Analysis and prediction of stream water quality in the Great Barrier Reef catchments using Bayesian hierarchical model

  • The Great Barrier Reef (GBR) is the world's largest coral ecosystem and it has been experiencing significant water quality deterioration due in part to agricultural intensification and urban settlement in adjacent catchments. The land-derived pollutants are responsible for the degradation of instream water quality in the GBR catchment. The spatial and temporal variations in water quality hinder the interpretation of the water quality monitoring data. The water quality monitoring program provides a potential opportunity to develop a data-driven understanding of water quality at catchment scale; including both natural and anthropogenic influences on water quality. In this project, we investigated water quality monitoring records from 32 site across the GBR catchments (Figure 1). We adopted Bayesian hierarchical modelling: decomposes the complex interactions in the observed data into a series of conditional models. We incorporated the spatial variability in stream water quality within a two-level modelling structure to capture the variability between sites (Figure 2). The modelling results (Figure 3) indicated large positive deviation: Burdekin and Fitzroy sites, especially 3 upland sites in Fitzroy.  The inference of the model parameters (Figure 4) showed that: 1) land use - grazing and dry land agriculture have significant impacts on source of TSS; 2)   geology: soil erodibility - impact on pollutant mobilisation (erosion effect); 3) topography: slope - impact on pollutant delivery.
  • Shuci Liu (PhD scholar), Prof. Andrew W. Western (Co-supervisor), Dr. Anna Lintern (Co-supervisor, Monash), Dr. Angus Webb (Co-supervisor), Dr. David Waters (Collaborator)

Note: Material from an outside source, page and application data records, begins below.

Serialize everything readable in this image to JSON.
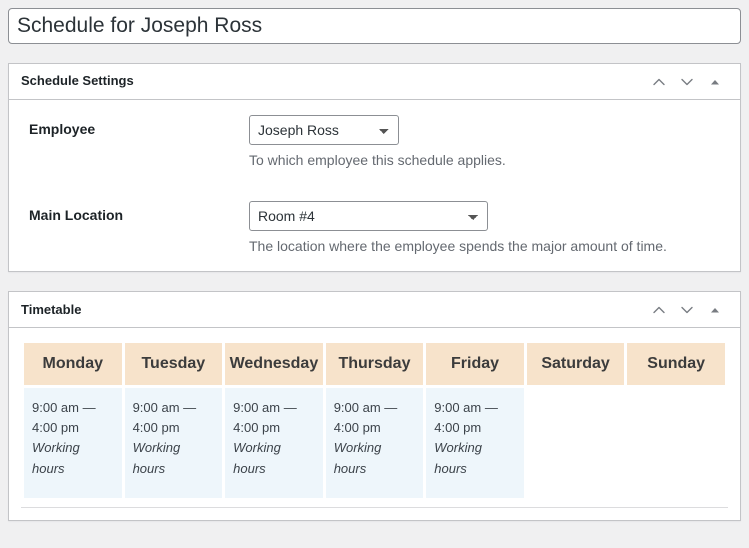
{
  "page": {
    "title_value": "Schedule for Joseph Ross",
    "title_placeholder": "Add title"
  },
  "panels": {
    "settings": {
      "heading": "Schedule Settings",
      "move_up_label": "Move up",
      "move_down_label": "Move down",
      "toggle_label": "Toggle panel",
      "fields": [
        {
          "label": "Employee",
          "value": "Joseph Ross",
          "description": "To which employee this schedule applies."
        },
        {
          "label": "Main Location",
          "value": "Room #4",
          "description": "The location where the employee spends the major amount of time."
        }
      ]
    },
    "timetable": {
      "heading": "Timetable",
      "move_up_label": "Move up",
      "move_down_label": "Move down",
      "toggle_label": "Toggle panel",
      "columns": [
        "Monday",
        "Tuesday",
        "Wednesday",
        "Thursday",
        "Friday",
        "Saturday",
        "Sunday"
      ],
      "cells": [
        {
          "time": "9:00 am — 4:00 pm",
          "label": "Working hours"
        },
        {
          "time": "9:00 am — 4:00 pm",
          "label": "Working hours"
        },
        {
          "time": "9:00 am — 4:00 pm",
          "label": "Working hours"
        },
        {
          "time": "9:00 am — 4:00 pm",
          "label": "Working hours"
        },
        {
          "time": "9:00 am — 4:00 pm",
          "label": "Working hours"
        },
        {
          "time": "",
          "label": ""
        },
        {
          "time": "",
          "label": ""
        }
      ]
    }
  },
  "colors": {
    "page_bg": "#f0f0f1",
    "panel_bg": "#ffffff",
    "panel_border": "#c3c4c7",
    "header_cell_bg": "#f7e3cb",
    "shift_cell_bg": "#eef6fb",
    "text": "#3c434a",
    "muted_text": "#646970"
  }
}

Hydrological model calibration in the ungauged basins using ground-based and satellite observations of river stages

  • Jie Jian (PhD Scholar), Dr. Justin Costelloe (Co-supervisor), Prof. QJ Wang (Co-supervisor)


  • Hydrological modelling is used as a tool to understand and quantify hydrological processes and is applied in predictions and decision-making processes. Model parameters that cannot be measured directly should be calibrated to make models accurate. Thus, the observed discharge data that can be used to constrain the model parameters are essential. However, the majority of the streams in the world are ungauged or sparsely gauged. In these catchments, the uncertainty issue is quite obvious and significant due to the lack of continuous discharge data. Thus new calibration methods that could use water level data instead are crucial in streamflow prediction in ungauged and poorly gauged areas. 

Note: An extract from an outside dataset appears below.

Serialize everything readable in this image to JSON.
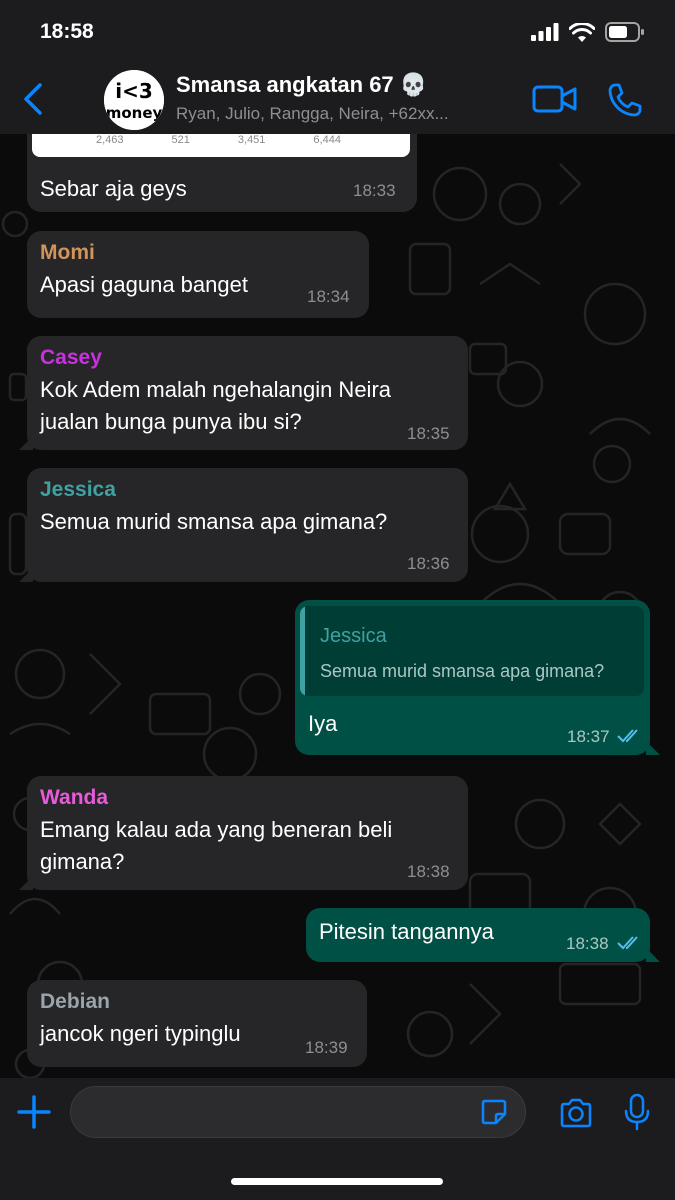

The potential to use water level data

  • There is an obvious positively monotonic relationship between discharge (Q) and water level (h) in most natural rivers;
  • Water level data is available in a significant number of catchments that lack rated discharge;
  • The availability of altimetry data is likely to provide h to many ungauged catchments.


  • Two calibration schemes, which are not reliant on extensive observed discharge data, are examined: 
  • Scheme 1: Spearman Rank correlation based scheme (SRC);
  • Scheme 2: Inverse Rating Curve based scheme (IRC).
  • A small number of discharge measurements (50th, 75th and 95th percentiles of Q_obs) and some regionalised runoff ratio values are used to constrain the model parameters.

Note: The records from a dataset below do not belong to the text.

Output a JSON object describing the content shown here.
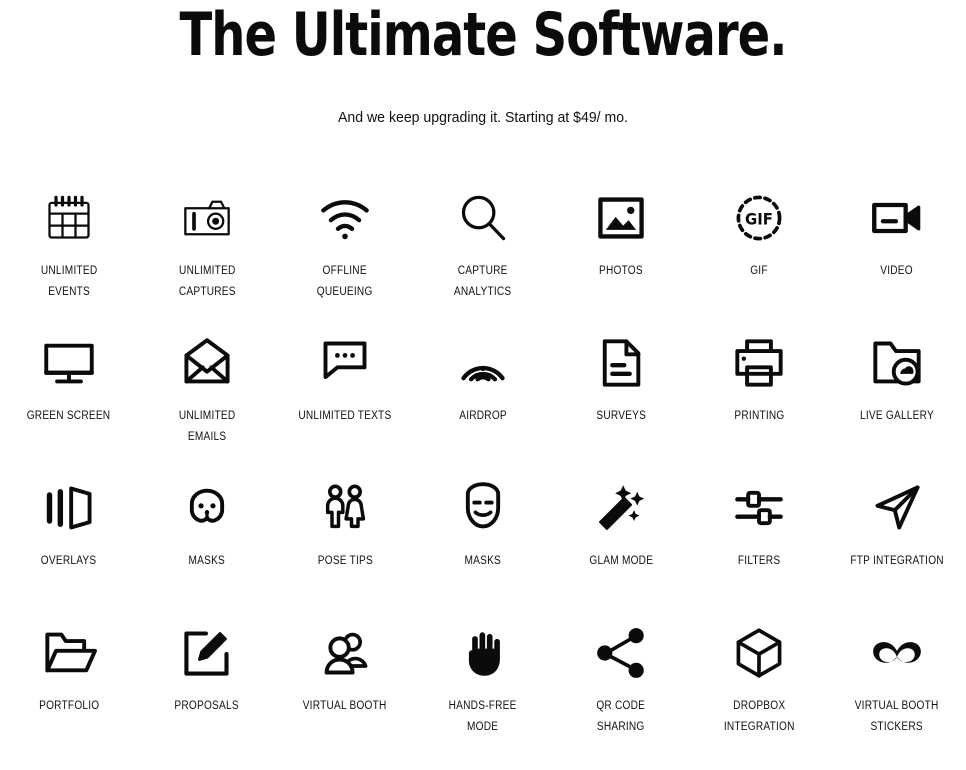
{
  "hero": {
    "title": "The Ultimate Software.",
    "subtitle": "And we keep upgrading it. Starting at $49/ mo."
  },
  "theme": {
    "background": "#ffffff",
    "ink": "#0b0b0b",
    "label_color": "#111111"
  },
  "features": [
    {
      "label": "UNLIMITED\nEVENTS",
      "icon": "calendar-icon"
    },
    {
      "label": "UNLIMITED\nCAPTURES",
      "icon": "camera-icon"
    },
    {
      "label": "OFFLINE\nQUEUEING",
      "icon": "wifi-icon"
    },
    {
      "label": "CAPTURE\nANALYTICS",
      "icon": "magnifier-icon"
    },
    {
      "label": "PHOTOS",
      "icon": "image-icon"
    },
    {
      "label": "GIF",
      "icon": "gif-icon"
    },
    {
      "label": "VIDEO",
      "icon": "video-camera-icon"
    },
    {
      "label": "GREEN SCREEN",
      "icon": "monitor-icon"
    },
    {
      "label": "UNLIMITED\nEMAILS",
      "icon": "envelope-icon"
    },
    {
      "label": "UNLIMITED TEXTS",
      "icon": "chat-bubble-icon"
    },
    {
      "label": "AIRDROP",
      "icon": "airdrop-icon"
    },
    {
      "label": "SURVEYS",
      "icon": "document-icon"
    },
    {
      "label": "PRINTING",
      "icon": "printer-icon"
    },
    {
      "label": "LIVE GALLERY",
      "icon": "folder-camera-icon"
    },
    {
      "label": "OVERLAYS",
      "icon": "layers-icon"
    },
    {
      "label": "MASKS",
      "icon": "dog-face-icon"
    },
    {
      "label": "POSE TIPS",
      "icon": "two-people-icon"
    },
    {
      "label": "MASKS",
      "icon": "theater-mask-icon"
    },
    {
      "label": "GLAM MODE",
      "icon": "magic-wand-icon"
    },
    {
      "label": "FILTERS",
      "icon": "sliders-icon"
    },
    {
      "label": "FTP INTEGRATION",
      "icon": "paper-plane-icon"
    },
    {
      "label": "PORTFOLIO",
      "icon": "open-folder-icon"
    },
    {
      "label": "PROPOSALS",
      "icon": "edit-square-icon"
    },
    {
      "label": "VIRTUAL BOOTH",
      "icon": "people-group-icon"
    },
    {
      "label": "HANDS-FREE\nMODE",
      "icon": "hand-icon"
    },
    {
      "label": "QR CODE\nSHARING",
      "icon": "share-nodes-icon"
    },
    {
      "label": "DROPBOX\nINTEGRATION",
      "icon": "cube-icon"
    },
    {
      "label": "VIRTUAL BOOTH\nSTICKERS",
      "icon": "mustache-icon"
    }
  ]
}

Results and discussions

  • SRC reproduced the dynamics of flow events but contained large biases, because it did not contain the information on the dynamic range of the discharge observations (Figure 1b);
  • IRC performed better because it provided stronger relationship between Q and h (Figure 1c);
  • SRC/IRC with a small number of high flow Q_obs could effectively improve the calibration performances (Figure 2).

Ongoing works

  • The study is extended to 200+ Hydrological Reference Stations in Australia;
  • More hydrological models are tested, such as SIMHYD, GR4J, AWBM, IHACRES and SACSMA;
  • The influences of different hydro-climatic and catchment variables are examined;
  • Instead of high flow data, other effective factors are explored to constrain the model performances.
 Figure 1. Hydrographs of the control case, SRC case and IRC case

Figure 1. Hydrographs of the control case, SRC case and IRC case

 Figure 2. Difference between Q_est and Q_obs in FDCs

Figure 2. Difference between Q_est and Q_obs in FDCs